The worsened on Thursday with more workers joining strikes as part of the eighth day of mobilisation against the government’s unpopular labour reforms.
Unofficial estimates on early Thursday evening suggested at least 5,143 out of the 12,000 petrol stations in the country were without fuel or running low.
With over 40 percent of petrol stations affected by shortages it was becoming harder and harder to get fuel.
Maps produced by the smartphone app Essence show how the crisis has spread across the country in recent days. Compare the map below of the number of petrol stations running out of fuel on Thursday compared to the Monday (second map below).
(Petrol stations with shortages on Thursday)
(The same map on Monday)

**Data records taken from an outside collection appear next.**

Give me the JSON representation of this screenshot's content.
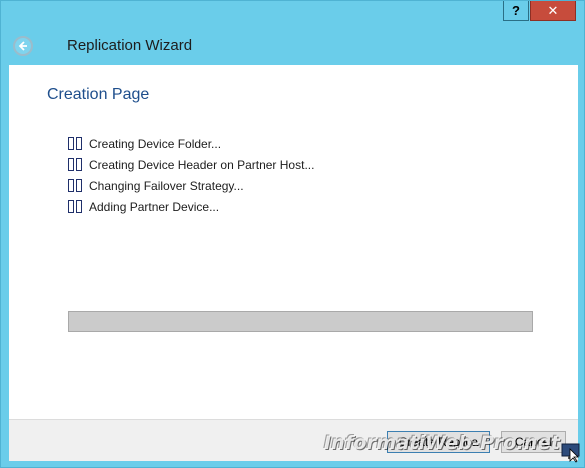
{
  "window": {
    "title": "Replication Wizard",
    "help_label": "?",
    "close_label": "✕"
  },
  "page": {
    "heading": "Creation Page"
  },
  "steps": [
    {
      "label": "Creating Device Folder..."
    },
    {
      "label": "Creating Device Header on Partner Host..."
    },
    {
      "label": "Changing Failover Strategy..."
    },
    {
      "label": "Adding Partner Device..."
    }
  ],
  "progress": {
    "value": 0
  },
  "buttons": {
    "create_label": "Create Replica",
    "cancel_label": "Cancel"
  },
  "watermark": {
    "text": "InformatiWeb-Pro.net"
  },
  "colors": {
    "title_bar": "#6acdea",
    "heading": "#1e4e8c",
    "close": "#c74c3c"
  }
}
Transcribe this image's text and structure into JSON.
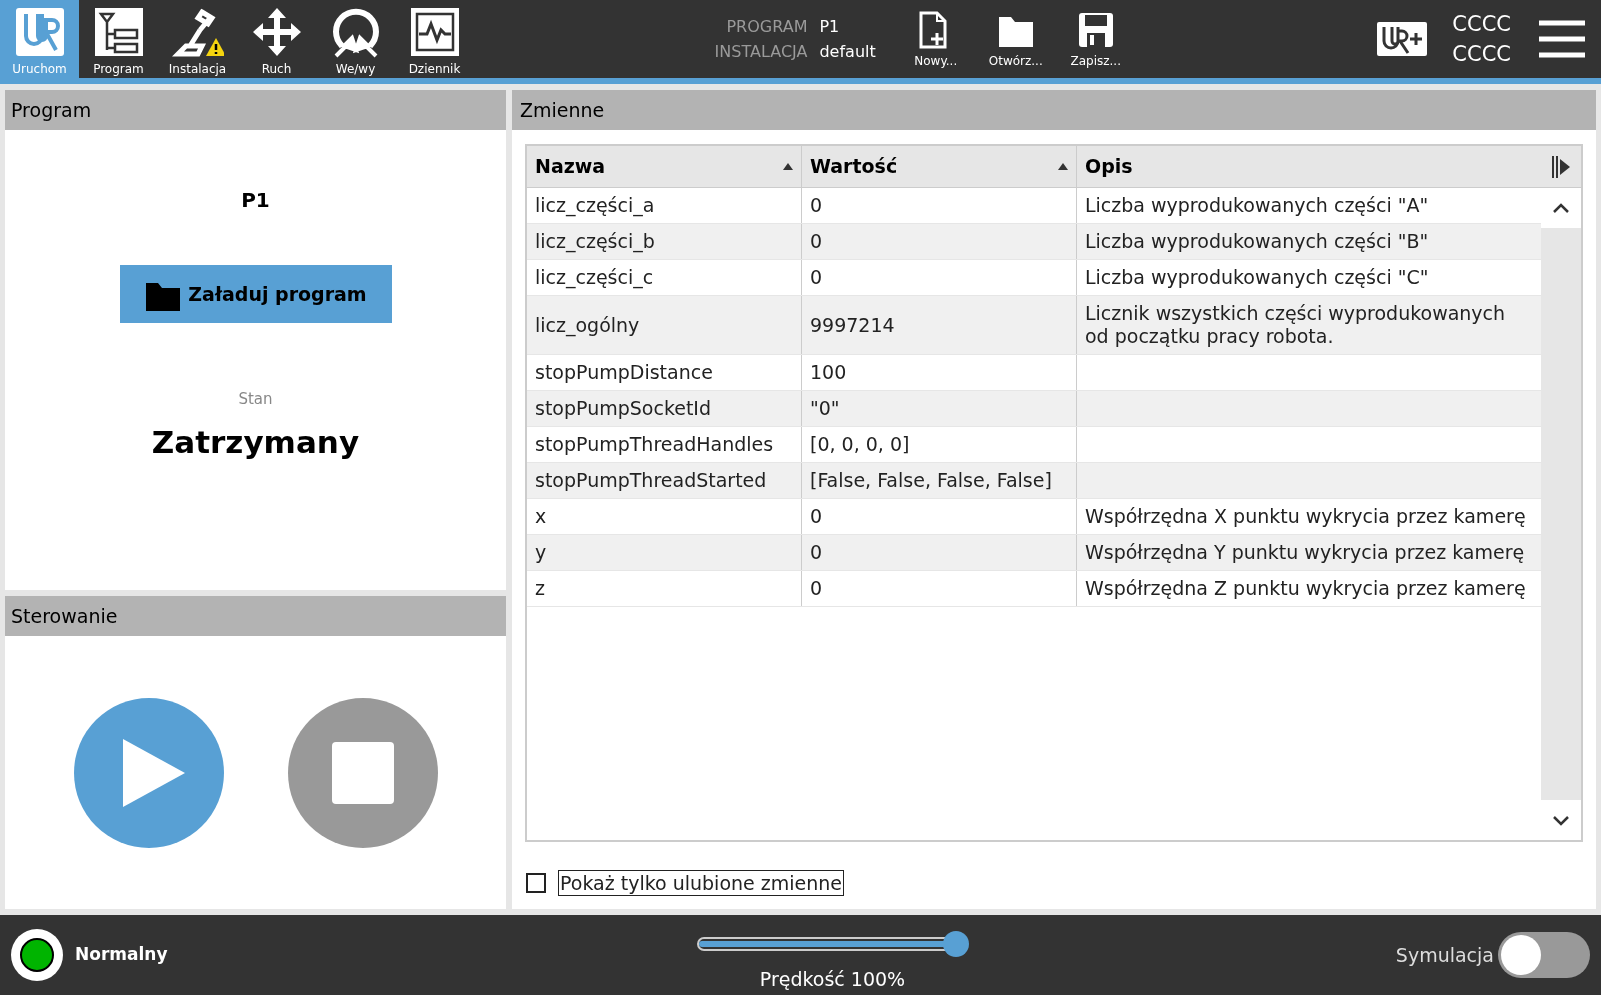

Local authorities around the country have been forced to impose caps on the amount of petrol drivers can purchase, with most limits set at 20 litres.
However authorities in Brittany lifted the rule on limits on Thursday, thanks to the fact that supplies had got through to petrol stations.
The French government continued to take firm action against strikers blockading oil refineries and depots.
On Wednesday, watched by 80 striking workers, riot police used water cannons to move burning tyres blocking access to a key oil depot in Douchy-les-Mines near the Belgian border that had been in place since last Thursday.
The Prime Minister Manuel Valls said more refineries and depots would be “unblocked” in the coming days.
But five out of the country’s eight oil refineries were still hit by strike action on Thursday with the government admitting it had been forced to dip into its strategic reserves.
CGT leader Philippe Martinez has vowed to continue the action until the labour legislation is withdrawn.
And polls suggest that despite the disruption to motorists, much of the French public back the strikers.
Queuing for petrol at a Total station in Paris, motorist Benjamin, who lives in Saint-Lô, told The Local: “I’ve already been waiting for 35 minutes. I need petrol to get home because I live 400km from here. I support the strikes. The government is at fault. I’m not irritated by those protesting.”
On Wednesday an opinion poll suggested a majority of French people would like to see the labour reforms bill scrapped if it meant the strikes and the blockages came to an end.
However on Thursday morning the embattled Prime Minister Manuel Valls insisted the bill would not be withdrawn.
“The withdrawal of the bill would show its impossible to govern. This country is dying from its inability to reform,” he said.
Valls did however suggest the government would be open to modifying the reform, again.